Interface dataset entries
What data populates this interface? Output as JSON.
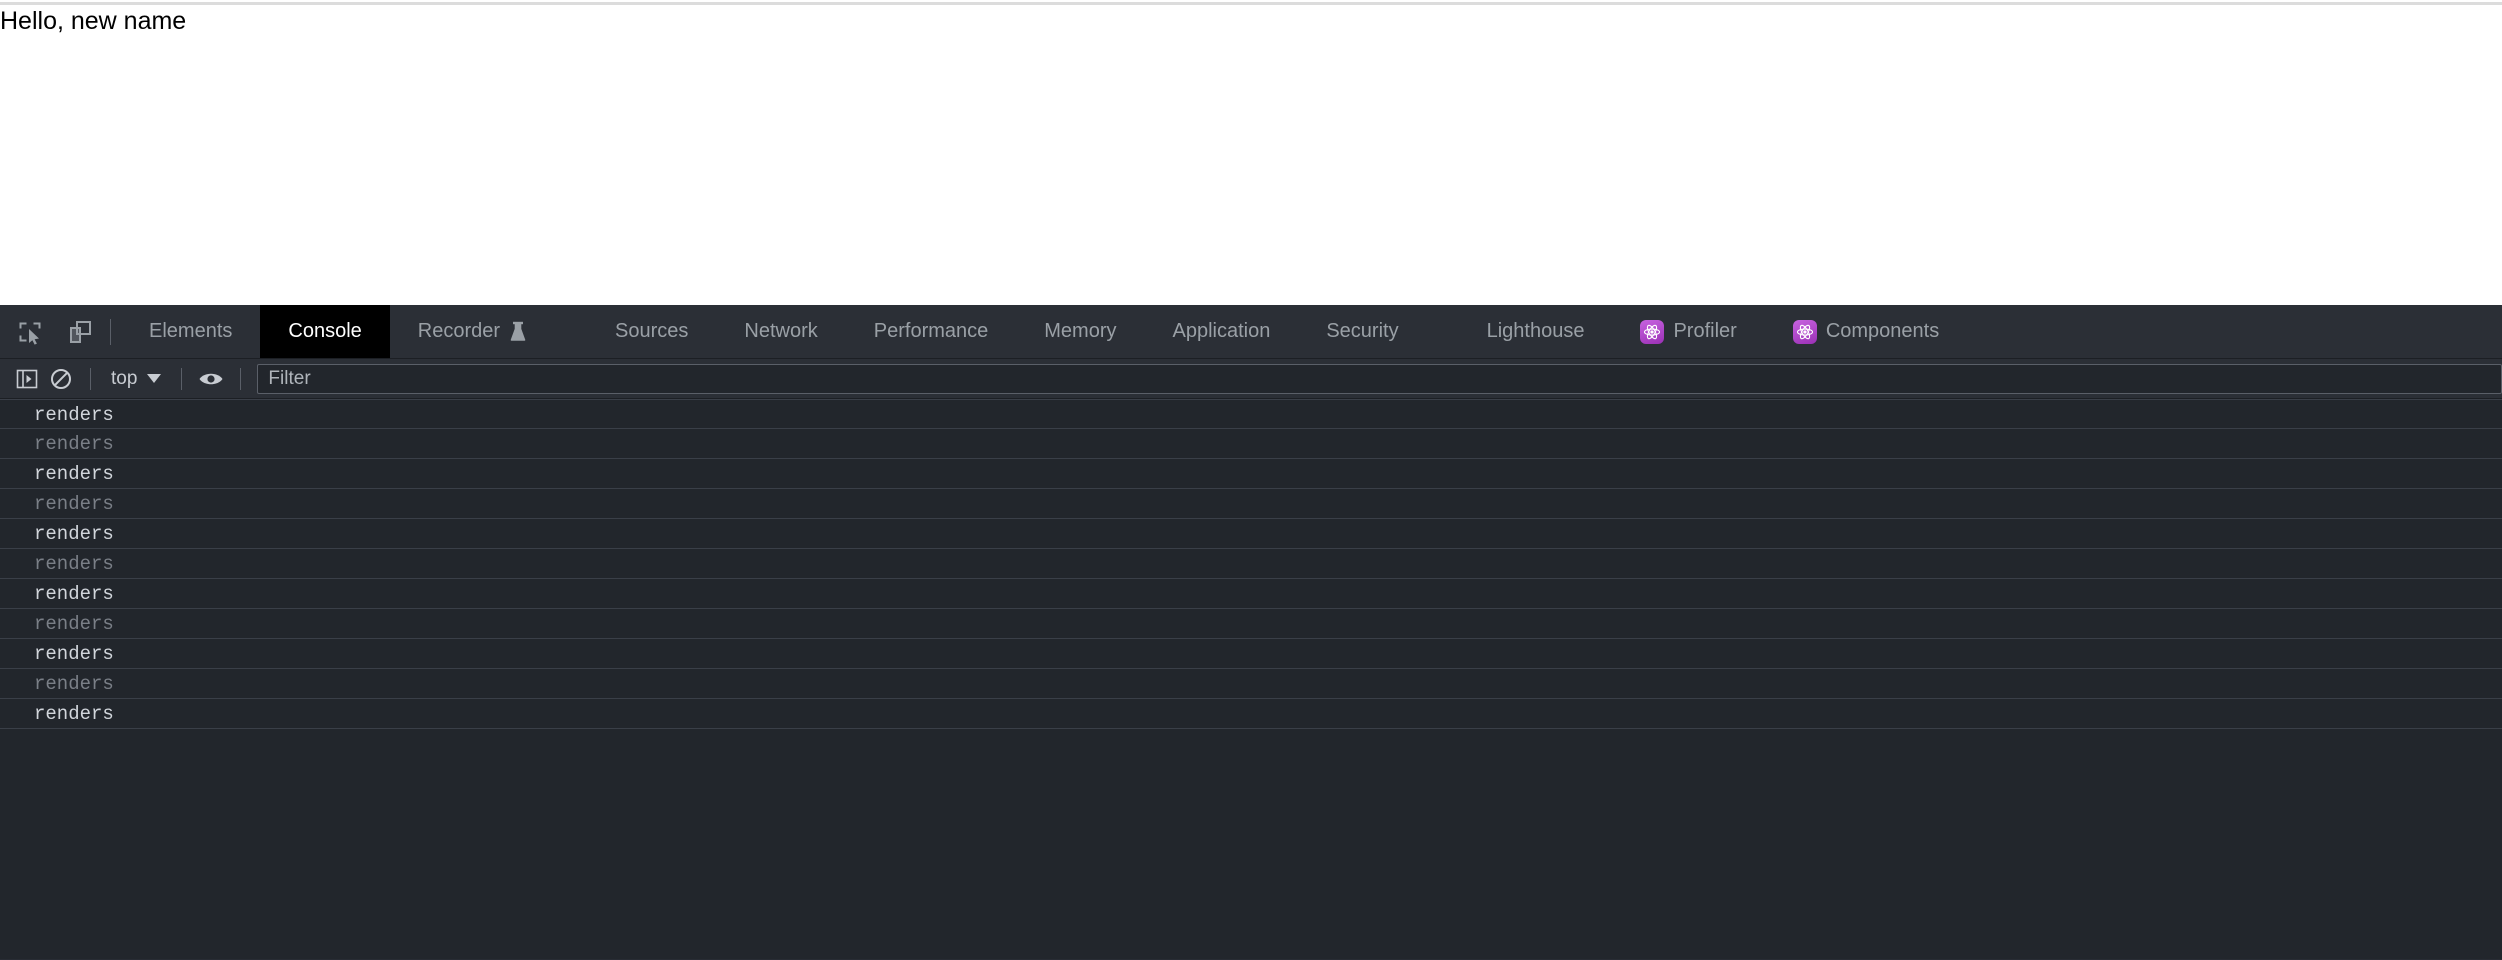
{
  "page": {
    "heading": "Hello, new name"
  },
  "devtools": {
    "left_tools": [
      {
        "name": "inspect-element-icon",
        "label": "Inspect element"
      },
      {
        "name": "device-toolbar-icon",
        "label": "Toggle device toolbar"
      }
    ],
    "tabs": [
      {
        "label": "Elements",
        "selected": false,
        "icon": null
      },
      {
        "label": "Console",
        "selected": true,
        "icon": null
      },
      {
        "label": "Recorder",
        "selected": false,
        "icon": "flask-icon"
      },
      {
        "label": "Sources",
        "selected": false,
        "icon": null
      },
      {
        "label": "Network",
        "selected": false,
        "icon": null
      },
      {
        "label": "Performance",
        "selected": false,
        "icon": null
      },
      {
        "label": "Memory",
        "selected": false,
        "icon": null
      },
      {
        "label": "Application",
        "selected": false,
        "icon": null
      },
      {
        "label": "Security",
        "selected": false,
        "icon": null
      },
      {
        "label": "Lighthouse",
        "selected": false,
        "icon": null
      },
      {
        "label": "Profiler",
        "selected": false,
        "icon": "react-badge"
      },
      {
        "label": "Components",
        "selected": false,
        "icon": "react-badge"
      }
    ],
    "console_toolbar": {
      "sidebar_toggle": "Show console sidebar",
      "clear_console": "Clear console",
      "context": "top",
      "live_expression": "Create live expression",
      "filter_placeholder": "Filter",
      "filter_value": ""
    },
    "console_messages": [
      {
        "text": "renders",
        "style": "bright"
      },
      {
        "text": "renders",
        "style": "dim"
      },
      {
        "text": "renders",
        "style": "bright"
      },
      {
        "text": "renders",
        "style": "dim"
      },
      {
        "text": "renders",
        "style": "bright"
      },
      {
        "text": "renders",
        "style": "dim"
      },
      {
        "text": "renders",
        "style": "bright"
      },
      {
        "text": "renders",
        "style": "dim"
      },
      {
        "text": "renders",
        "style": "bright"
      },
      {
        "text": "renders",
        "style": "dim"
      },
      {
        "text": "renders",
        "style": "bright"
      }
    ]
  },
  "colors": {
    "page_bg": "#ffffff",
    "devtools_chrome": "#2b2f36",
    "console_bg": "#22262c",
    "selected_tab_bg": "#000000",
    "tab_text": "#9aa0a6",
    "message_bright": "#d2d6dc",
    "message_dim": "#7a7f87",
    "react_purple": "#9b30b5",
    "row_separator": "#3a3f48"
  }
}
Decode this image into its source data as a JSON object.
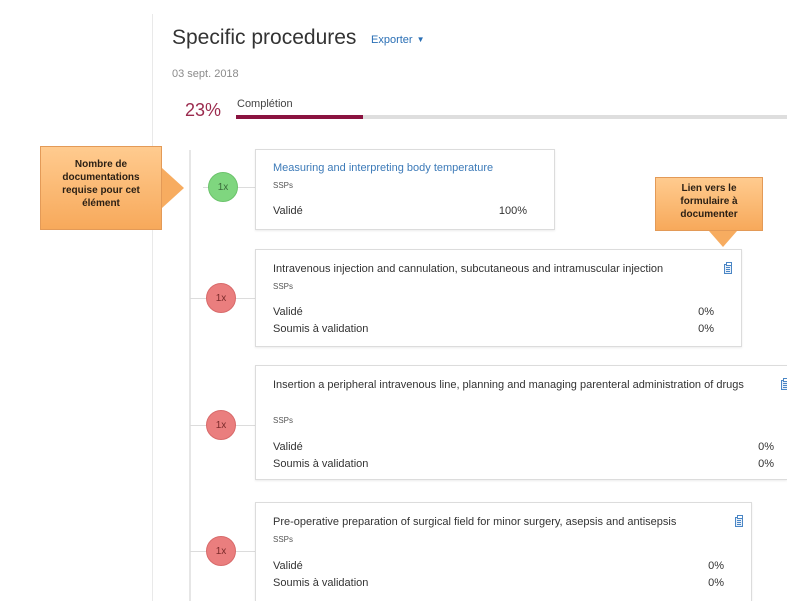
{
  "header": {
    "title": "Specific procedures",
    "export_label": "Exporter",
    "date": "03 sept. 2018"
  },
  "progress": {
    "percent_label": "23%",
    "label": "Complétion",
    "value": 0.23
  },
  "items": [
    {
      "node_label": "1x",
      "status": "complete",
      "title": "Measuring and interpreting body temperature",
      "title_is_link": true,
      "subtitle": "SSPs",
      "rows": [
        {
          "label": "Validé",
          "value": "100%"
        }
      ]
    },
    {
      "node_label": "1x",
      "status": "incomplete",
      "title": "Intravenous injection and cannulation, subcutaneous and intramuscular injection",
      "subtitle": "SSPs",
      "rows": [
        {
          "label": "Validé",
          "value": "0%"
        },
        {
          "label": "Soumis à validation",
          "value": "0%"
        }
      ]
    },
    {
      "node_label": "1x",
      "status": "incomplete",
      "title": "Insertion a peripheral intravenous line, planning and managing parenteral administration of drugs",
      "subtitle": "SSPs",
      "rows": [
        {
          "label": "Validé",
          "value": "0%"
        },
        {
          "label": "Soumis à validation",
          "value": "0%"
        }
      ]
    },
    {
      "node_label": "1x",
      "status": "incomplete",
      "title": "Pre-operative preparation of surgical field for minor surgery, asepsis and antisepsis",
      "subtitle": "SSPs",
      "rows": [
        {
          "label": "Validé",
          "value": "0%"
        },
        {
          "label": "Soumis à validation",
          "value": "0%"
        }
      ]
    }
  ],
  "annotations": {
    "left_callout": "Nombre de documentations requise pour cet élément",
    "right_callout": "Lien vers le formulaire à documenter"
  },
  "colors": {
    "accent": "#8a1340",
    "link": "#3c7ab8",
    "node_complete": "#7fd67f",
    "node_incomplete": "#ea7e7e",
    "callout": "#f7a95b"
  },
  "icons": {
    "export_caret": "chevron-down-icon",
    "document_link": "clipboard-icon"
  }
}
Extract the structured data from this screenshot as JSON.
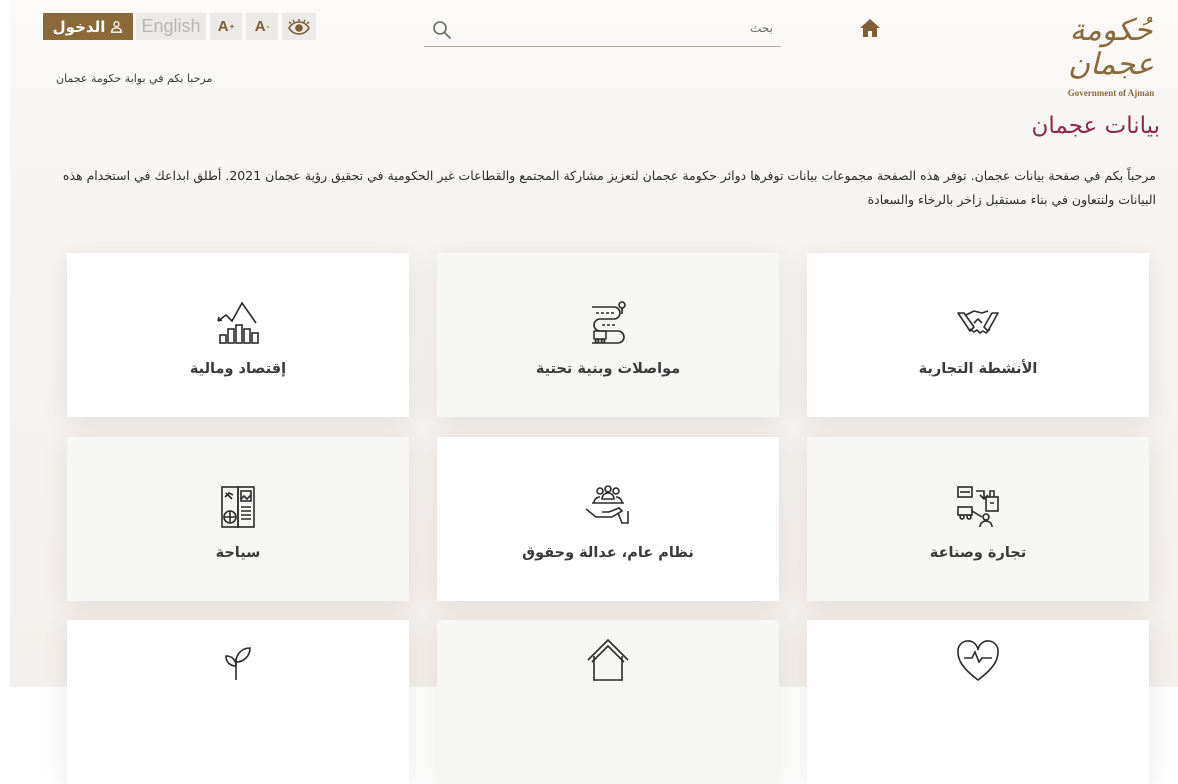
{
  "header": {
    "login_label": "الدخول",
    "language_label": "English",
    "font_increase_label": "A",
    "font_decrease_label": "A",
    "search_placeholder": "بحث",
    "logo_script": "حُكومة عجمان",
    "logo_english": "Government of Ajman"
  },
  "welcome_text": "مرحبا بكم في بوابة حكومة عجمان",
  "page": {
    "title": "بيانات عجمان",
    "intro": "مرحباً بكم في صفحة بيانات عجمان. توفر هذه الصفحة مجموعات بيانات توفرها دوائر حكومة عجمان لتعزيز مشاركة المجتمع والقطاعات غير الحكومية في تحقيق رؤية عجمان 2021. أطلق ابداعك في استخدام هذه البيانات ولنتعاون في بناء مستقبل زاخر بالرخاء والسعادة"
  },
  "categories": [
    {
      "label": "الأنشطة التجارية",
      "icon": "handshake-icon"
    },
    {
      "label": "مواصلات وبنية تحتية",
      "icon": "road-route-icon"
    },
    {
      "label": "إقتصاد ومالية",
      "icon": "economy-chart-icon"
    },
    {
      "label": "تجارة وصناعة",
      "icon": "trade-industry-icon"
    },
    {
      "label": "نظام عام، عدالة وحقوق",
      "icon": "community-hand-icon"
    },
    {
      "label": "سياحة",
      "icon": "tourism-passport-icon"
    },
    {
      "label": "",
      "icon": "heart-pulse-icon"
    },
    {
      "label": "",
      "icon": "house-icon"
    },
    {
      "label": "",
      "icon": "plant-icon"
    }
  ],
  "colors": {
    "brand_gold": "#8a6a38",
    "title_maroon": "#8b2a4a",
    "button_gray": "#eceae8"
  }
}
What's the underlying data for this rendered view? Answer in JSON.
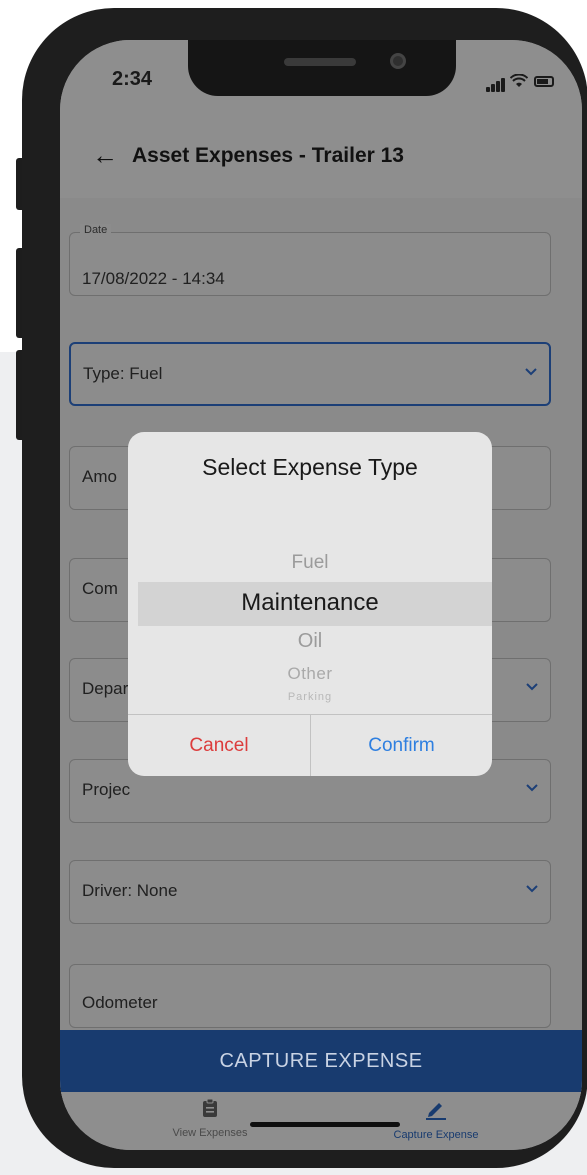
{
  "status_bar": {
    "time": "2:34"
  },
  "header": {
    "back_icon": "arrow-left-icon",
    "title": "Asset Expenses - Trailer 13"
  },
  "form": {
    "date_label": "Date",
    "date_value": "17/08/2022 - 14:34",
    "type_value": "Type: Fuel",
    "amount_partial": "Amo",
    "comment_partial": "Com",
    "department_partial": "Depar",
    "project_partial": "Projec",
    "driver_value": "Driver: None",
    "odometer_placeholder": "Odometer"
  },
  "capture_button": {
    "label": "CAPTURE EXPENSE"
  },
  "tabbar": {
    "tabs": [
      {
        "label": "View Expenses",
        "icon": "clipboard-icon",
        "active": false
      },
      {
        "label": "Capture Expense",
        "icon": "pencil-icon",
        "active": true
      }
    ]
  },
  "dialog": {
    "title": "Select Expense Type",
    "options": [
      "Fuel",
      "Maintenance",
      "Oil",
      "Other",
      "Parking"
    ],
    "selected": "Maintenance",
    "cancel_label": "Cancel",
    "confirm_label": "Confirm"
  },
  "colors": {
    "accent": "#183b6f",
    "cancel": "#dc3c3c",
    "confirm": "#2e7fe0"
  }
}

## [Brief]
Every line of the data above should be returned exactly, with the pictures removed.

## [Answer for the task]
What data populates this interface? Output as JSON.
{
  "page": {
    "heading": "Hello, new name"
  },
  "devtools": {
    "left_tools": [
      {
        "name": "inspect-element-icon",
        "label": "Inspect element"
      },
      {
        "name": "device-toolbar-icon",
        "label": "Toggle device toolbar"
      }
    ],
    "tabs": [
      {
        "label": "Elements",
        "selected": false,
        "icon": null
      },
      {
        "label": "Console",
        "selected": true,
        "icon": null
      },
      {
        "label": "Recorder",
        "selected": false,
        "icon": "flask-icon"
      },
      {
        "label": "Sources",
        "selected": false,
        "icon": null
      },
      {
        "label": "Network",
        "selected": false,
        "icon": null
      },
      {
        "label": "Performance",
        "selected": false,
        "icon": null
      },
      {
        "label": "Memory",
        "selected": false,
        "icon": null
      },
      {
        "label": "Application",
        "selected": false,
        "icon": null
      },
      {
        "label": "Security",
        "selected": false,
        "icon": null
      },
      {
        "label": "Lighthouse",
        "selected": false,
        "icon": null
      },
      {
        "label": "Profiler",
        "selected": false,
        "icon": "react-badge"
      },
      {
        "label": "Components",
        "selected": false,
        "icon": "react-badge"
      }
    ],
    "console_toolbar": {
      "sidebar_toggle": "Show console sidebar",
      "clear_console": "Clear console",
      "context": "top",
      "live_expression": "Create live expression",
      "filter_placeholder": "Filter",
      "filter_value": ""
    },
    "console_messages": [
      {
        "text": "renders",
        "style": "bright"
      },
      {
        "text": "renders",
        "style": "dim"
      },
      {
        "text": "renders",
        "style": "bright"
      },
      {
        "text": "renders",
        "style": "dim"
      },
      {
        "text": "renders",
        "style": "bright"
      },
      {
        "text": "renders",
        "style": "dim"
      },
      {
        "text": "renders",
        "style": "bright"
      },
      {
        "text": "renders",
        "style": "dim"
      },
      {
        "text": "renders",
        "style": "bright"
      },
      {
        "text": "renders",
        "style": "dim"
      },
      {
        "text": "renders",
        "style": "bright"
      }
    ]
  },
  "colors": {
    "page_bg": "#ffffff",
    "devtools_chrome": "#2b2f36",
    "console_bg": "#22262c",
    "selected_tab_bg": "#000000",
    "tab_text": "#9aa0a6",
    "message_bright": "#d2d6dc",
    "message_dim": "#7a7f87",
    "react_purple": "#9b30b5",
    "row_separator": "#3a3f48"
  }
}
Decode this image into its source data as a JSON object.
{
  "header": {
    "title": "Specific procedures",
    "export_label": "Exporter",
    "date": "03 sept. 2018"
  },
  "progress": {
    "percent_label": "23%",
    "label": "Complétion",
    "value": 0.23
  },
  "items": [
    {
      "node_label": "1x",
      "status": "complete",
      "title": "Measuring and interpreting body temperature",
      "title_is_link": true,
      "subtitle": "SSPs",
      "rows": [
        {
          "label": "Validé",
          "value": "100%"
        }
      ]
    },
    {
      "node_label": "1x",
      "status": "incomplete",
      "title": "Intravenous injection and cannulation, subcutaneous and intramuscular injection",
      "subtitle": "SSPs",
      "rows": [
        {
          "label": "Validé",
          "value": "0%"
        },
        {
          "label": "Soumis à validation",
          "value": "0%"
        }
      ]
    },
    {
      "node_label": "1x",
      "status": "incomplete",
      "title": "Insertion a peripheral intravenous line, planning and managing parenteral administration of drugs",
      "subtitle": "SSPs",
      "rows": [
        {
          "label": "Validé",
          "value": "0%"
        },
        {
          "label": "Soumis à validation",
          "value": "0%"
        }
      ]
    },
    {
      "node_label": "1x",
      "status": "incomplete",
      "title": "Pre-operative preparation of surgical field for minor surgery, asepsis and antisepsis",
      "subtitle": "SSPs",
      "rows": [
        {
          "label": "Validé",
          "value": "0%"
        },
        {
          "label": "Soumis à validation",
          "value": "0%"
        }
      ]
    }
  ],
  "annotations": {
    "left_callout": "Nombre de documentations requise pour cet élément",
    "right_callout": "Lien vers le formulaire à documenter"
  },
  "colors": {
    "accent": "#8a1340",
    "link": "#3c7ab8",
    "node_complete": "#7fd67f",
    "node_incomplete": "#ea7e7e",
    "callout": "#f7a95b"
  },
  "icons": {
    "export_caret": "chevron-down-icon",
    "document_link": "clipboard-icon"
  }
}
Extract the structured data from this screenshot as JSON.
{
  "header": {
    "login_label": "الدخول",
    "language_label": "English",
    "font_increase_label": "A",
    "font_decrease_label": "A",
    "search_placeholder": "بحث",
    "logo_script": "حُكومة عجمان",
    "logo_english": "Government of Ajman"
  },
  "welcome_text": "مرحبا بكم في بوابة حكومة عجمان",
  "page": {
    "title": "بيانات عجمان",
    "intro": "مرحباً بكم في صفحة بيانات عجمان. توفر هذه الصفحة مجموعات بيانات توفرها دوائر حكومة عجمان لتعزيز مشاركة المجتمع والقطاعات غير الحكومية في تحقيق رؤية عجمان 2021. أطلق ابداعك في استخدام هذه البيانات ولنتعاون في بناء مستقبل زاخر بالرخاء والسعادة"
  },
  "categories": [
    {
      "label": "الأنشطة التجارية",
      "icon": "handshake-icon"
    },
    {
      "label": "مواصلات وبنية تحتية",
      "icon": "road-route-icon"
    },
    {
      "label": "إقتصاد ومالية",
      "icon": "economy-chart-icon"
    },
    {
      "label": "تجارة وصناعة",
      "icon": "trade-industry-icon"
    },
    {
      "label": "نظام عام، عدالة وحقوق",
      "icon": "community-hand-icon"
    },
    {
      "label": "سياحة",
      "icon": "tourism-passport-icon"
    },
    {
      "label": "",
      "icon": "heart-pulse-icon"
    },
    {
      "label": "",
      "icon": "house-icon"
    },
    {
      "label": "",
      "icon": "plant-icon"
    }
  ],
  "colors": {
    "brand_gold": "#8a6a38",
    "title_maroon": "#8b2a4a",
    "button_gray": "#eceae8"
  }
}
What's the underlying data for this rendered view? Answer in JSON.
{
  "status_bar": {
    "time": "2:34"
  },
  "header": {
    "back_icon": "arrow-left-icon",
    "title": "Asset Expenses - Trailer 13"
  },
  "form": {
    "date_label": "Date",
    "date_value": "17/08/2022 - 14:34",
    "type_value": "Type: Fuel",
    "amount_partial": "Amo",
    "comment_partial": "Com",
    "department_partial": "Depar",
    "project_partial": "Projec",
    "driver_value": "Driver: None",
    "odometer_placeholder": "Odometer"
  },
  "capture_button": {
    "label": "CAPTURE EXPENSE"
  },
  "tabbar": {
    "tabs": [
      {
        "label": "View Expenses",
        "icon": "clipboard-icon",
        "active": false
      },
      {
        "label": "Capture Expense",
        "icon": "pencil-icon",
        "active": true
      }
    ]
  },
  "dialog": {
    "title": "Select Expense Type",
    "options": [
      "Fuel",
      "Maintenance",
      "Oil",
      "Other",
      "Parking"
    ],
    "selected": "Maintenance",
    "cancel_label": "Cancel",
    "confirm_label": "Confirm"
  },
  "colors": {
    "accent": "#183b6f",
    "cancel": "#dc3c3c",
    "confirm": "#2e7fe0"
  }
}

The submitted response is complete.